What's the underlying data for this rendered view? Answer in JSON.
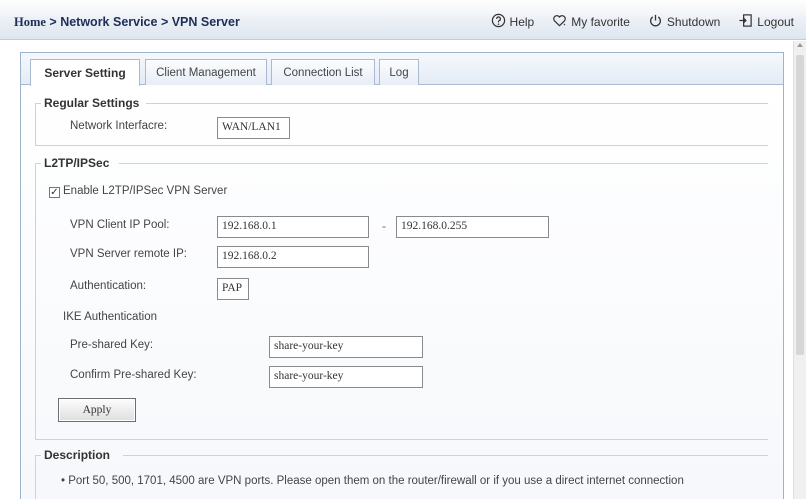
{
  "breadcrumb": {
    "home": "Home",
    "sep1": " > ",
    "section": "Network Service",
    "sep2": " > ",
    "page": "VPN Server"
  },
  "topnav": {
    "help": "Help",
    "favorite": "My favorite",
    "shutdown": "Shutdown",
    "logout": "Logout"
  },
  "tabs": [
    {
      "label": "Server Setting",
      "active": true
    },
    {
      "label": "Client Management",
      "active": false
    },
    {
      "label": "Connection List",
      "active": false
    },
    {
      "label": "Log",
      "active": false
    }
  ],
  "regular": {
    "title": "Regular Settings",
    "interface_label": "Network Interfacre:",
    "interface_value": "WAN/LAN1"
  },
  "l2tp": {
    "title": "L2TP/IPSec",
    "enable_label": "Enable L2TP/IPSec VPN Server",
    "enable_checked": true,
    "pool_label": "VPN Client IP Pool:",
    "pool_start": "192.168.0.1",
    "pool_sep": "-",
    "pool_end": "192.168.0.255",
    "remote_label": "VPN Server remote IP:",
    "remote_value": "192.168.0.2",
    "auth_label": "Authentication:",
    "auth_value": "PAP",
    "ike_label": "IKE Authentication",
    "psk_label": "Pre-shared Key:",
    "psk_value": "share-your-key",
    "confirm_label": "Confirm Pre-shared Key:",
    "confirm_value": "share-your-key",
    "apply_label": "Apply"
  },
  "description": {
    "title": "Description",
    "line1": "• Port 50, 500, 1701, 4500 are VPN ports. Please open them on the router/firewall or if you use a direct internet connection"
  }
}
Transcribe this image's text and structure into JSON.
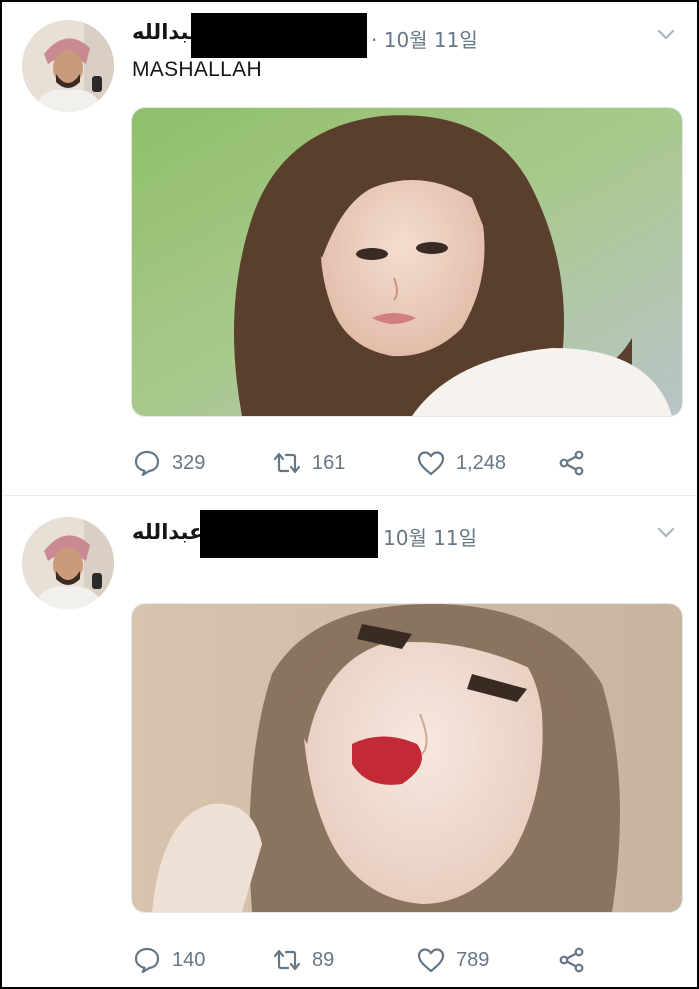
{
  "tweets": [
    {
      "author_name": "عبدالله",
      "date": "· 10월 11일",
      "text": "MASHALLAH",
      "replies": "329",
      "retweets": "161",
      "likes": "1,248"
    },
    {
      "author_name": "عبدالله",
      "date": "10월 11일",
      "text": "",
      "replies": "140",
      "retweets": "89",
      "likes": "789"
    }
  ],
  "colors": {
    "icon_gray": "#657786",
    "caret_gray": "#aab8c2",
    "redaction": "#000000"
  },
  "icons": {
    "reply": "speech-bubble-icon",
    "retweet": "retweet-arrows-icon",
    "like": "heart-icon",
    "share": "share-nodes-icon",
    "more": "chevron-down-icon"
  }
}
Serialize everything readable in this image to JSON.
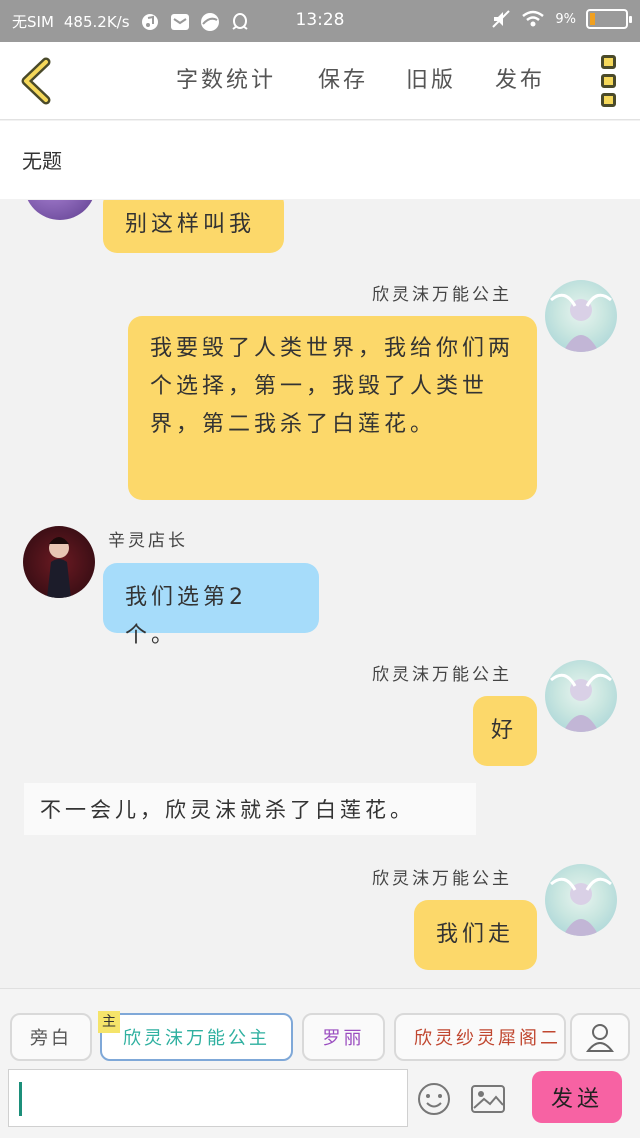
{
  "status": {
    "sim": "无SIM",
    "speed": "485.2K/s",
    "time": "13:28",
    "battery": "9%",
    "battery_level": 0.09
  },
  "toolbar": {
    "word_count": "字数统计",
    "save": "保存",
    "old_version": "旧版",
    "publish": "发布"
  },
  "document": {
    "title": "无题"
  },
  "messages": [
    {
      "speaker": "",
      "text": "别这样叫我",
      "side": "left",
      "color": "yellow"
    },
    {
      "speaker": "欣灵沫万能公主",
      "text": "我要毁了人类世界，我给你们两个选择，第一，我毁了人类世界，第二我杀了白莲花。",
      "side": "right",
      "color": "yellow"
    },
    {
      "speaker": "辛灵店长",
      "text": "我们选第2个。",
      "side": "left",
      "color": "blue"
    },
    {
      "speaker": "欣灵沫万能公主",
      "text": "好",
      "side": "right",
      "color": "yellow"
    },
    {
      "speaker": "",
      "text": "不一会儿，欣灵沫就杀了白莲花。",
      "side": "narration",
      "color": "white"
    },
    {
      "speaker": "欣灵沫万能公主",
      "text": "我们走",
      "side": "right",
      "color": "yellow"
    }
  ],
  "characters": {
    "narrator": "旁白",
    "main_badge": "主",
    "main": "欣灵沫万能公主",
    "second": "罗丽",
    "third": "欣灵纱灵犀阁二"
  },
  "composer": {
    "input_value": "",
    "send": "发送"
  },
  "colors": {
    "yellow_bubble": "#fcd86a",
    "blue_bubble": "#a6dcfa",
    "send_button": "#f762a3"
  }
}
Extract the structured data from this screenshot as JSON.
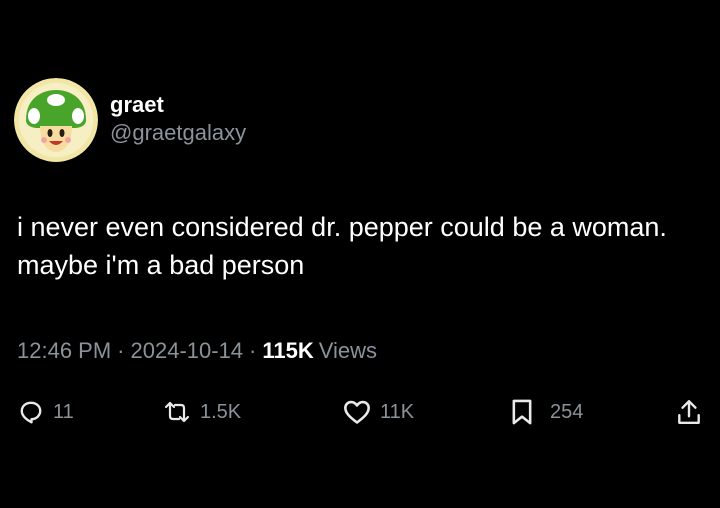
{
  "user": {
    "display_name": "graet",
    "handle": "@graetgalaxy",
    "avatar_icon": "green-mushroom-avatar-icon"
  },
  "tweet": {
    "text": "i never even considered dr. pepper could be a woman. maybe i'm a bad person"
  },
  "meta": {
    "time": "12:46 PM",
    "separator": "·",
    "date": "2024-10-14",
    "views_count": "115K",
    "views_label": "Views"
  },
  "actions": {
    "reply": {
      "icon": "reply-icon",
      "count": "11"
    },
    "repost": {
      "icon": "repost-icon",
      "count": "1.5K"
    },
    "like": {
      "icon": "heart-icon",
      "count": "11K"
    },
    "bookmark": {
      "icon": "bookmark-icon",
      "count": "254"
    },
    "share": {
      "icon": "share-icon"
    }
  },
  "colors": {
    "background": "#000000",
    "text_primary": "#ffffff",
    "text_secondary": "#8b9299",
    "avatar_ring": "#f2e6a6",
    "avatar_green": "#49a52a"
  }
}
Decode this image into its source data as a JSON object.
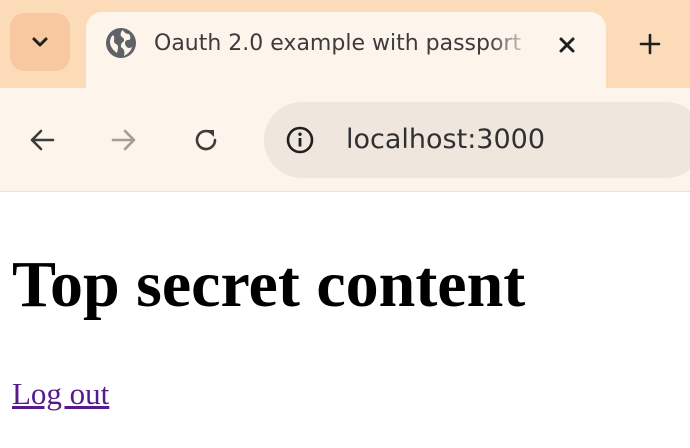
{
  "browser": {
    "tab": {
      "title": "Oauth 2.0 example with passport",
      "favicon": "globe-icon"
    },
    "toolbar": {
      "url": "localhost:3000",
      "site_info_icon": "info-icon"
    },
    "colors": {
      "tabstrip": "#fcdcb8",
      "toolbar": "#fdf4ec",
      "omnibox": "#efe6de"
    }
  },
  "page": {
    "heading": "Top secret content",
    "logout_link": "Log out",
    "link_color": "#551a8b"
  }
}
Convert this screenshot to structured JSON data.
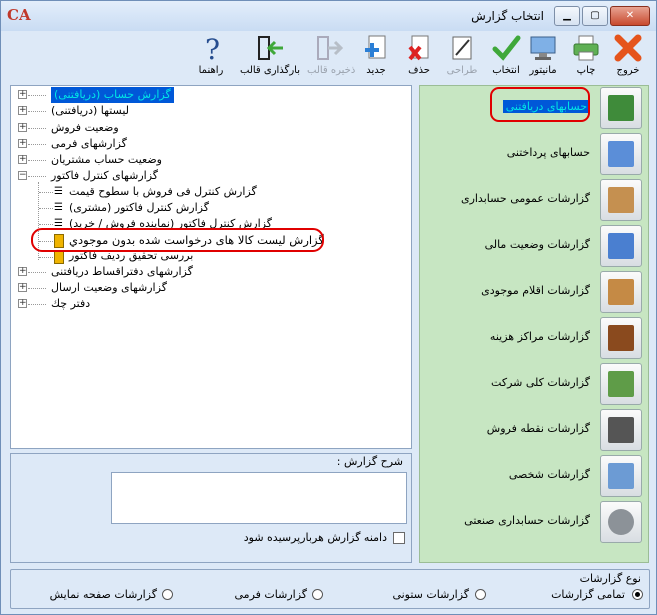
{
  "window": {
    "title": "انتخاب گزارش",
    "logo": "CA",
    "icons": {
      "close": "close-icon",
      "maximize": "maximize-icon",
      "minimize": "minimize-icon"
    }
  },
  "toolbar": {
    "exit": "خروج",
    "print": "چاپ",
    "monitor": "مانیتور",
    "select": "انتخاب",
    "design": "طراحی",
    "delete": "حذف",
    "new": "جدید",
    "save_template": "ذخیره قالب",
    "load_template": "بارگذاری قالب",
    "help": "راهنما"
  },
  "tree": {
    "items": [
      {
        "label": "گزارش حساب (دریافتنی)",
        "selected": true
      },
      {
        "label": "لیستها (دریافتنی)"
      },
      {
        "label": "وضعیت فروش"
      },
      {
        "label": "گزارشهای فرمی"
      },
      {
        "label": "وضعیت حساب مشتریان"
      },
      {
        "label": "گزارشهای کنترل فاکتور"
      },
      {
        "label": "گزارش کنترل فی فروش با سطوح قیمت"
      },
      {
        "label": "گزارش کنترل فاکتور (مشتری)"
      },
      {
        "label": "گزارش کنترل فاکتور (نماینده فروش / خرید)"
      },
      {
        "label": "گزارش لیست کالا های درخواست شده بدون موجودي"
      },
      {
        "label": "بررسی تحقیق ردیف فاکتور"
      },
      {
        "label": "گزارشهای دفتراقساط دریافتنی"
      },
      {
        "label": "گزارشهای وضعیت ارسال"
      },
      {
        "label": "دفتر چك"
      }
    ]
  },
  "description": {
    "legend": "شرح گزارش :",
    "text": "",
    "domain_label": "دامنه گزارش هربارپرسیده شود",
    "domain_checked": false
  },
  "side": {
    "items": [
      {
        "label": "حسابهای دریافتنی",
        "highlight": true,
        "icon": "cash-icon",
        "color": "#3f8b3a"
      },
      {
        "label": "حسابهای پرداختنی",
        "icon": "card-icon",
        "color": "#5b8ed8"
      },
      {
        "label": "گزارشات عمومی حسابداری",
        "icon": "clipboard-icon",
        "color": "#c59050"
      },
      {
        "label": "گزارشات وضعیت مالی",
        "icon": "chart-icon",
        "color": "#4a7fd0"
      },
      {
        "label": "گزارشات اقلام موجودی",
        "icon": "boxes-icon",
        "color": "#c58a45"
      },
      {
        "label": "گزارشات مراکز هزینه",
        "icon": "wallet-icon",
        "color": "#8a4a1e"
      },
      {
        "label": "گزارشات کلی شرکت",
        "icon": "money-icon",
        "color": "#5f9c48"
      },
      {
        "label": "گزارشات نقطه فروش",
        "icon": "register-icon",
        "color": "#555555"
      },
      {
        "label": "گزارشات شخصی",
        "icon": "document-icon",
        "color": "#6c9bd4"
      },
      {
        "label": "گزارشات حسابداری صنعتی",
        "icon": "gear-icon",
        "color": "#8c9298"
      }
    ]
  },
  "types": {
    "legend": "نوع گزارشات",
    "options": [
      {
        "label": "تمامی گزارشات",
        "checked": true
      },
      {
        "label": "گزارشات ستونی",
        "checked": false
      },
      {
        "label": "گزارشات فرمی",
        "checked": false
      },
      {
        "label": "گزارشات صفحه نمایش",
        "checked": false
      }
    ]
  },
  "colors": {
    "highlight_text": "#00e6e6",
    "highlight_bg": "#0058d8",
    "annotation": "#e00000"
  }
}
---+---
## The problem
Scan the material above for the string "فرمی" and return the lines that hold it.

## Solution for this task
        "label": "گزارشهای فرمی"
        "label": "گزارشات فرمی",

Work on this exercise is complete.